The project manager Projektträger Jülich (PTJ) and the National Organisation for Hydrogen and Fuel Cell Technology (NOW) are looking after and coordinating the construction of the Elektra. The pusher boat was developed by the Department of Design and Operation of Maritime Systems at the Technische Universität Berlin. In addition to the Hermann Barthel shipyard and Behala, the project includes the involvement of the companies Ballard Power Systems (for the fuel cells), Anleg (hydrogen tanks), Schiffselektronik Rostock and EST-Floattech (rechargeable batteries). With a total project volume of around € 13 million, the project has received funding of approximately € 8 million from the Federal Ministry of Transport and Digital Infrastructure (BMVI).

In 2022, Behala will begin gradually testing the Elektra and putting it into service.
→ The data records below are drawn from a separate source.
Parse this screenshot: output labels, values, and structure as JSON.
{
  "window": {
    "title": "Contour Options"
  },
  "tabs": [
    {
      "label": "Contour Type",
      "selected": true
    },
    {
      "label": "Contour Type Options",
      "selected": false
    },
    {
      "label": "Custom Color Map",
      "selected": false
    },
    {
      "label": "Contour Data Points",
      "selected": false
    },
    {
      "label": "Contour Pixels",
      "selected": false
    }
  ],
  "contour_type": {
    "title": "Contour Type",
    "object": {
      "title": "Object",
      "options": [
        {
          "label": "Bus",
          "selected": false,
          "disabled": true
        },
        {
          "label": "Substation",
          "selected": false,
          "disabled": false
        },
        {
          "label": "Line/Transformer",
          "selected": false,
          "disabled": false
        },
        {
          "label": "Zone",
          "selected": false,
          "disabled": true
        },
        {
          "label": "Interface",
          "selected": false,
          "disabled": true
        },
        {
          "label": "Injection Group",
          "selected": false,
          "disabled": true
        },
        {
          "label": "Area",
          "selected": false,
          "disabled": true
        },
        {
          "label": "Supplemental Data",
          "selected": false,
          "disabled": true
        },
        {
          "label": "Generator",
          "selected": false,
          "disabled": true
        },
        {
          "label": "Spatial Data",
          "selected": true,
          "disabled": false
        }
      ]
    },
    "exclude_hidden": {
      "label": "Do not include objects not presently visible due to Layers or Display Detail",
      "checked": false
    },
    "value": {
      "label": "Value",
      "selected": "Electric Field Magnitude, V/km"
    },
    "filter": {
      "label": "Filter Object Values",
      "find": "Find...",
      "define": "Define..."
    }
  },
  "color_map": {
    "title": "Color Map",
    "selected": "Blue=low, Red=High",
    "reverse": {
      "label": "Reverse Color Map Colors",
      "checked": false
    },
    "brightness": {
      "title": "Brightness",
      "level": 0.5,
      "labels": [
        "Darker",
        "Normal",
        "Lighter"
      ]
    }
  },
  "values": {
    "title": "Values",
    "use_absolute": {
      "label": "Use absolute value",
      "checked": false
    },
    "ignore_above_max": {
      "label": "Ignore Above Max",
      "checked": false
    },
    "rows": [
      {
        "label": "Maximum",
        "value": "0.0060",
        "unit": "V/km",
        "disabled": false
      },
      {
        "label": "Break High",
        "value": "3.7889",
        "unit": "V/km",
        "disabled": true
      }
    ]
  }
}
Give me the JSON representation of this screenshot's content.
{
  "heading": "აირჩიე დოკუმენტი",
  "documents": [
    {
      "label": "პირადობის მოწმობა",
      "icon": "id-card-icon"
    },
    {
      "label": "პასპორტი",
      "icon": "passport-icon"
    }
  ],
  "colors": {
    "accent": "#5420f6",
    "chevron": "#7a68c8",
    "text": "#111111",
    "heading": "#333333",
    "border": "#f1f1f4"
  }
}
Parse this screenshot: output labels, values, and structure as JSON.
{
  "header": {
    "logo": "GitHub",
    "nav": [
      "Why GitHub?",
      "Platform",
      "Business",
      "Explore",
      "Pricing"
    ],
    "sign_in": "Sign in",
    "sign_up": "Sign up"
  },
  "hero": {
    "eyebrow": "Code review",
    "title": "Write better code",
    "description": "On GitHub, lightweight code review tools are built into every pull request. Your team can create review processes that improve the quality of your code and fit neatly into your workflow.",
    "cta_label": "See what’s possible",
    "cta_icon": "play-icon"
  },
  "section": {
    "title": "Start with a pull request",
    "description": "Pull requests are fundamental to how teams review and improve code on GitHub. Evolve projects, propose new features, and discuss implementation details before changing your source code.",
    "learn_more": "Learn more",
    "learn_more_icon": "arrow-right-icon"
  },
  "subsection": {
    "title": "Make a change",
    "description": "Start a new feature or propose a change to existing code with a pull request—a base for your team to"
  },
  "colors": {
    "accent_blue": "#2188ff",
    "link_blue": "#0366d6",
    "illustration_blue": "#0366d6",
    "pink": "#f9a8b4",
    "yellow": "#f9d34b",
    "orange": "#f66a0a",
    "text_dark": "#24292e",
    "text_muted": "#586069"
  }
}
By the end of 2024 at the latest, it will enter scheduled service on the river Elbe. The innovative propulsion idea is now attracting clear attention in the maritime sector. In Hamburg, three new port ferries will also be fitted with fuel cells in the near future based on the Elektra principle. The tendering process is ongoing.

How the technology on board the Elektra works

To operate as a completely emission-free vessel, the propulsion system of the Elektra uses a combination of rechargeable batteries and hydrogen. The electrical energy obtained from these sources powers two rudder propellers manufactured by the German company Schottel. Similar to an outboard motor, they have been flexibly mounted to the stern of the Elektra and provide not just thrust but also optimum manoeuvrability. Each propulsion unit has an output of 200 kilowatts (equating to a total output of around 540 hp). The steering and control system is also provided by Schottel.

The hydrogen for the fuel cells is supplied in six units, each with 20 cylinders stored at a pressure of 500 bars. In total, the Elektra carries 750 kilogrammes of hydrogen on board. It produces electrical energy in the fuel cells by means of a chemical reaction.

However, the weight of the hydrogen is nothing compared to the rechargeable batteries on board: they weigh more than 20 tonnes. By themselves, they provide the vessel with a range of 65 kilometres while pushing 1,400 tonnes of cargo and operating for eight hours. When used in hybrid – in other words a combination of rechargeable batteries and the fuel cells – the range increases to 130 kilometres with an operating time of 16 hours. A fuel station where the batteries can be recharged and the hydrogen reserves replenished is under construction at the Port of Lüneburg on the Elbe Lateral Canal, among other places.

“It will work!”

Three questions about the new Elektra for Prof. Dr.-Ing. Gerd Holbach, Head of the Department of Design and Operation of Maritime Systems at the Institute for Naval Architecture and Ocean Engineering at the Technische Universität Berlin

HHLA online magazine: What is so special about the Elektra?
Prof. Gerd Holbach: What’s special about the Elektra is, of course, the new energy system. The Elektra is simply the vessel using this system. Inland waterway shipping is still not completely carbon-neutral. For urban areas is particular, this energy system makes sense, as it is emission-free and ensures noise protection. Incidentally, the idea of using hydrogen as a fuel was developed back in the 1960s. In the freight transport sector, however, the Elektra is a pioneering project. The goal was to demonstrate: it will work!

What about cost-effectiveness?
The investment costs are significantly higher than for comparable conventional pusher boats. However, the goal is to achieve the same cost-effectiveness, in other words with operating costs, as with a diesel propulsion system. But we can factor in other aspects here too: There is potentially an additional benefit that might not seem obvious. The Elektra could serve as an electricity supplier for part of a city, like a mobile power plant – in the context of sector coupling. This comprises heat, energy and mobility.

When can we expect to see a noticeable change in inland waterway shipping?
Looking to the future: with regard to technology, it will be possible to present fully developed solutions in five years’ time. In ten years, this will have a noticeable impact on Europe’s inland shipping waterways. The world in general will become even more hybrid than we can imagine today.

Updated: June 2022